The information within the kit is based on case studies and insights from employers from the public, private and social enterprise sectors in Essex and the surrounding areas.

Brentwood Community Print, a community interest company working with people recovering from mental illness, was a key partner in the process, feeding their first-hand experience into the kit’s discussion exercises.

The kit urges employers to note the benefits of having someone with lived mental health experience on the team, and the importance of creating an environment where an employee can disclose their mental health condition right at the start of their employment.

It goes on to illustrate how good leadership and governance is required to allow that person to put their experience to good use – both in the education of the team around them and in dealing with external clients facing similar issues.

It also drills down to look at the stigma surrounding mental health, the role of stress and pressure, practical initiatives that can be taken to foster a more positive view of mental health in the workplace, and what someone returning to work after a period of mental illness may need.

Dr Maria Hudson, from Essex Business School, developed the kit. She used ‘action-learning’ approaches to bring small groups together to discuss and address organisational challenges that were often complex, by meeting regularly and working collectively.

Dr Hudson said: “This toolkit was borne out of a need to share and communicate to employers all we had learned through the action-learning set.

“During the action-learning phase we met with five organisations on a regular basis, across a one year period.

“Through that we learned about how empowering it can be for employers from different organisations and sectors to come together to share and discuss their policy, practice and challenges in the management of mental health at work.

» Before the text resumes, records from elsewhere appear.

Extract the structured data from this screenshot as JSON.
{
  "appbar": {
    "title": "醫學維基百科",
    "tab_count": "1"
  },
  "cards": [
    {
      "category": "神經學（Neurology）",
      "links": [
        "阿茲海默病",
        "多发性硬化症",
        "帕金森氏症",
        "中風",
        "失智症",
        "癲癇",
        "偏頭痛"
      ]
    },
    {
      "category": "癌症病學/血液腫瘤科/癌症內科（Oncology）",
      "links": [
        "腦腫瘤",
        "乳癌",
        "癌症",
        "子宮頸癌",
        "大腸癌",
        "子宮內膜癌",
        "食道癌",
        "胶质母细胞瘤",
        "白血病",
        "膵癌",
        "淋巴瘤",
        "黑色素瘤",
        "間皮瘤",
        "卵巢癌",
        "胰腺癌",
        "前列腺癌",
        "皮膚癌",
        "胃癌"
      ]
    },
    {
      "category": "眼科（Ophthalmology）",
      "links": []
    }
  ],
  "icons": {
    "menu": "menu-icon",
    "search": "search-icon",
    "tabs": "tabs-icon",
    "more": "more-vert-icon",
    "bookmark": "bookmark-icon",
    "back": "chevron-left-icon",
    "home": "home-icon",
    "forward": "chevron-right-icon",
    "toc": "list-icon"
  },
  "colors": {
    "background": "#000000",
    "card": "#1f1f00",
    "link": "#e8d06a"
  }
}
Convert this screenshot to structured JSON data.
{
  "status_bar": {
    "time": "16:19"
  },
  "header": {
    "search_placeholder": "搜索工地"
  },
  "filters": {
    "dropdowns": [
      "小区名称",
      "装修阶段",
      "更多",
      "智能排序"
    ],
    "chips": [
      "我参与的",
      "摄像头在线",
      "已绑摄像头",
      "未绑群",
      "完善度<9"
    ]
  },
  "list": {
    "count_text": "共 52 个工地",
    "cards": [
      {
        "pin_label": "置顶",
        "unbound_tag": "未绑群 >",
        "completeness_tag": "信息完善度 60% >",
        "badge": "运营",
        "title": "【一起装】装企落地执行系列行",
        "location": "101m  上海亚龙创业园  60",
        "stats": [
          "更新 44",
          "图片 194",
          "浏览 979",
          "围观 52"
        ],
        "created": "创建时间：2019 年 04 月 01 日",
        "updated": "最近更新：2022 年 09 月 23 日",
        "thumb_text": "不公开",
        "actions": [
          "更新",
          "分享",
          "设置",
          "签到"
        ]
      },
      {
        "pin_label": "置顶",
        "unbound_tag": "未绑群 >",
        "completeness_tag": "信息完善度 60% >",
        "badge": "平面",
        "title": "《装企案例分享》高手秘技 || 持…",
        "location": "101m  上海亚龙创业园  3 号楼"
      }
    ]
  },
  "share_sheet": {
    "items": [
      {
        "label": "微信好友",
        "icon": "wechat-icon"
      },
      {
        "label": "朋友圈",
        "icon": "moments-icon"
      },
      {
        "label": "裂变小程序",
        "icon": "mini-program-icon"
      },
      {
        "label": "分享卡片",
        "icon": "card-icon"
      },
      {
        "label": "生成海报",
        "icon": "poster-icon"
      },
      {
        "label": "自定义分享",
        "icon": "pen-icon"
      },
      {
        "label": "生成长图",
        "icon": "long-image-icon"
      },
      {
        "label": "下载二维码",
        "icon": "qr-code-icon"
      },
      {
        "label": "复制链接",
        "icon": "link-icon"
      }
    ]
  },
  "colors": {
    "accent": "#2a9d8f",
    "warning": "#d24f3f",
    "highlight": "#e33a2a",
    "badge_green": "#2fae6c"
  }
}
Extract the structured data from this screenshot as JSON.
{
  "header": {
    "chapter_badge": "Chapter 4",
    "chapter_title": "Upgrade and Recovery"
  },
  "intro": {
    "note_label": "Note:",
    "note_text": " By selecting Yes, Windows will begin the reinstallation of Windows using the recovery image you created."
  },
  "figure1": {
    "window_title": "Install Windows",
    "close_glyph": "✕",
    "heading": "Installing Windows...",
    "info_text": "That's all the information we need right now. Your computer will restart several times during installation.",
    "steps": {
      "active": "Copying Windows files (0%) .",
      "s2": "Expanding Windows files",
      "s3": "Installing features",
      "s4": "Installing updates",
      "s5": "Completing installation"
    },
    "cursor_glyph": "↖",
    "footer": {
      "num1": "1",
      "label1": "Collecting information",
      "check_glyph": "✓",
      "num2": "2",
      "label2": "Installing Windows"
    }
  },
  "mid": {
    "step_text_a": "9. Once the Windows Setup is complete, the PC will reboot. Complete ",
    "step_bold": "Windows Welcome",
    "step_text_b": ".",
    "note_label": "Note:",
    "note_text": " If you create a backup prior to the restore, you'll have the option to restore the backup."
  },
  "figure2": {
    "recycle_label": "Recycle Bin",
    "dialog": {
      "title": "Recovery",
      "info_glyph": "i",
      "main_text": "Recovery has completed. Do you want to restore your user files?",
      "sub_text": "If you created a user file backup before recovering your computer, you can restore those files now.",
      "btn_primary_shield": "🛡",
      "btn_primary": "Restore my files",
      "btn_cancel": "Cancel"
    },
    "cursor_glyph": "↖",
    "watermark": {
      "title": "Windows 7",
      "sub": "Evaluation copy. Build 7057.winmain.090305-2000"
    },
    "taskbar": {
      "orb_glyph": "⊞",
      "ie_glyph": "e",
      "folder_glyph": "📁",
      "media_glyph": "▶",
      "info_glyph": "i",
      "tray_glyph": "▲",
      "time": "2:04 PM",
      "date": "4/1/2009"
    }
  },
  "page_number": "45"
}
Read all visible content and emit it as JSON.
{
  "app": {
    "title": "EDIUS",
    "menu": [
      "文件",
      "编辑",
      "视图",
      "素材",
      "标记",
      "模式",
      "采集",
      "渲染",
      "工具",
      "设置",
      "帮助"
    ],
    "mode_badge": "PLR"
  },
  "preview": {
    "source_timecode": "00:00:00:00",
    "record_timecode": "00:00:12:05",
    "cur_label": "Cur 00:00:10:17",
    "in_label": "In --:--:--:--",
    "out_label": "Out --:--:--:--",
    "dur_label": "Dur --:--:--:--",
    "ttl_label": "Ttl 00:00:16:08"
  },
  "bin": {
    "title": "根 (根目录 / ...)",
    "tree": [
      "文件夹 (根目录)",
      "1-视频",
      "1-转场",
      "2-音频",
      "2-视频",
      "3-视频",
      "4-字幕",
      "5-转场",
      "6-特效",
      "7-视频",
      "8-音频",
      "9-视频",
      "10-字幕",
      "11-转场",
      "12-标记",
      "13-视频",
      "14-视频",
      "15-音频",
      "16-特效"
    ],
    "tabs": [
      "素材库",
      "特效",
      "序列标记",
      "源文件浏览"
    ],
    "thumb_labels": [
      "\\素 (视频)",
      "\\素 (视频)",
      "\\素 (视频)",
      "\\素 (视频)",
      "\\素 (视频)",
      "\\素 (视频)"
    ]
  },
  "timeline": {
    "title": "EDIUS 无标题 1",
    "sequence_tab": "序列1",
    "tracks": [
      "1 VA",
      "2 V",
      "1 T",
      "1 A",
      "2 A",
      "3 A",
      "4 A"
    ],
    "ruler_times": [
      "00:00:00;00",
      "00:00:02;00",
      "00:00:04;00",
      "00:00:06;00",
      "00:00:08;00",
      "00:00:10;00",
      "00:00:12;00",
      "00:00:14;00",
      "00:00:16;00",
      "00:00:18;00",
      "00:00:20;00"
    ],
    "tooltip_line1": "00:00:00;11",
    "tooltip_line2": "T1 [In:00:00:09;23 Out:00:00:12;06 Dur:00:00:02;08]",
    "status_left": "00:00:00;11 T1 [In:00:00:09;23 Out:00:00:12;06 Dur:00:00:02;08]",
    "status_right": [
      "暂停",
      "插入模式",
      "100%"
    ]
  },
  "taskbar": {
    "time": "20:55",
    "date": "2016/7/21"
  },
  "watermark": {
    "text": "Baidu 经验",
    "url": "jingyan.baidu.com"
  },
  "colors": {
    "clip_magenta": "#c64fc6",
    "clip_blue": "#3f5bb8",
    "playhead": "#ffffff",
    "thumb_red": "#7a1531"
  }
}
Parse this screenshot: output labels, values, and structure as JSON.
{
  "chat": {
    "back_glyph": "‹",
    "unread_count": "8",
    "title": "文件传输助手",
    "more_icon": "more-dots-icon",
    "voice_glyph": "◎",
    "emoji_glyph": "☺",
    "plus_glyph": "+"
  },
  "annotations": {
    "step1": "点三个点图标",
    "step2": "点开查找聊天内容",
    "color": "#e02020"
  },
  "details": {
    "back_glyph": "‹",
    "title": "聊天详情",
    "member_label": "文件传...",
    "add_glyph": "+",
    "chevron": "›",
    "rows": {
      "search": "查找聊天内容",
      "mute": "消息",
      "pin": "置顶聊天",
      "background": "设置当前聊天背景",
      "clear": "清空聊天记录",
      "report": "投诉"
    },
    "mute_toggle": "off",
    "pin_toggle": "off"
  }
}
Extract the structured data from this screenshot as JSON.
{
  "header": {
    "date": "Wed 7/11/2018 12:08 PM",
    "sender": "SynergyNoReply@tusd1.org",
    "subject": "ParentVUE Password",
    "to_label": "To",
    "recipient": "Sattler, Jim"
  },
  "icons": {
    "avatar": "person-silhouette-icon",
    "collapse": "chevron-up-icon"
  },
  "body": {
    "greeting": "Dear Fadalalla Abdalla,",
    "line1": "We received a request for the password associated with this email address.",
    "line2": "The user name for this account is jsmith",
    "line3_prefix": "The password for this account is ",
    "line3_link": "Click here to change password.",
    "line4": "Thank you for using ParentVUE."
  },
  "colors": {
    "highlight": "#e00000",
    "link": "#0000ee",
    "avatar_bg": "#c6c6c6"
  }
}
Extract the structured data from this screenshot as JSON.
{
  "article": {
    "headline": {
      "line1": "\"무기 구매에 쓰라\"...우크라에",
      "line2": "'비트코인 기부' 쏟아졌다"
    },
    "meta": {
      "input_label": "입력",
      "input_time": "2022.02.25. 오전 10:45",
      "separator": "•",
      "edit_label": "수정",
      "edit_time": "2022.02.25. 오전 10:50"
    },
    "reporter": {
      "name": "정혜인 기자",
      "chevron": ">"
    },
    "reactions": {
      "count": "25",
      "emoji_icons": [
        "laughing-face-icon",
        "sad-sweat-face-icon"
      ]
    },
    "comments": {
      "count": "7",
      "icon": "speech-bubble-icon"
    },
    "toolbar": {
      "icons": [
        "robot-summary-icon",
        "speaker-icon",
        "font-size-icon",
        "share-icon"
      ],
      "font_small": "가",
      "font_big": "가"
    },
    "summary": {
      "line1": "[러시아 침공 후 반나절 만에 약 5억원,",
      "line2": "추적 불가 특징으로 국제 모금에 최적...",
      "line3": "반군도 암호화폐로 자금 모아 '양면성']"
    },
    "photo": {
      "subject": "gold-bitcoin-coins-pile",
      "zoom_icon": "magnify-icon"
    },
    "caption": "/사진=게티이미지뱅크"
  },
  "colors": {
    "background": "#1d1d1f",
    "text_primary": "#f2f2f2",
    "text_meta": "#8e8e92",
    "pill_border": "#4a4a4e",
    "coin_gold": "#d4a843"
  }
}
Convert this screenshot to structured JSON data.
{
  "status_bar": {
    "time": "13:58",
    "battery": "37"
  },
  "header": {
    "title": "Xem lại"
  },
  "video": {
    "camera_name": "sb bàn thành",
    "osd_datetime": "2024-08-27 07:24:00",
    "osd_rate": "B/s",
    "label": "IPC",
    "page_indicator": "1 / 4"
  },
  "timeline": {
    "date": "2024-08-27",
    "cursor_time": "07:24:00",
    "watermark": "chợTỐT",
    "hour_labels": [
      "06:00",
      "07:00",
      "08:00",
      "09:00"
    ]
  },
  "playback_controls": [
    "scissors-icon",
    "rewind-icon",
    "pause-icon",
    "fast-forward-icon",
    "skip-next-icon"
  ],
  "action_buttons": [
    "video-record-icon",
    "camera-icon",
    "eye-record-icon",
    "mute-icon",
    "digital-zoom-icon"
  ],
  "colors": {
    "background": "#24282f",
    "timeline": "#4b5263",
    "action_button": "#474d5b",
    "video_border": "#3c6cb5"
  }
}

“While it was invaluable to talk, it was also important to use the conversations as a platform for making real changes in the workplace.

“My hope is that the discussion based approach used in our kit will encourage employers to bring colleagues together to explore the management of mental health at work -  both what is working well and what is not.

“I hope that employers can draw on the resources to make the next step to thinking about how policy and practice might be improved, and then implement changes that may help secure the improvements, meaning this project will have a progressive impact on working lives”

In 2016 Dr Hudson undertook a research project for the Advisory, Conciliation and Arbitration Service (ACAS) on the Management of Mental Health at Work. Using employer case studies she developed examples of better practice and mapped challenges in the management of mental health at work. Her report was published in 2016.

Funded by the Economic and Social Research Council (ESRC) Impact Acceleration Account, Dr Hudson then went on to establish the action-learning set in 2017.

View the full toolkit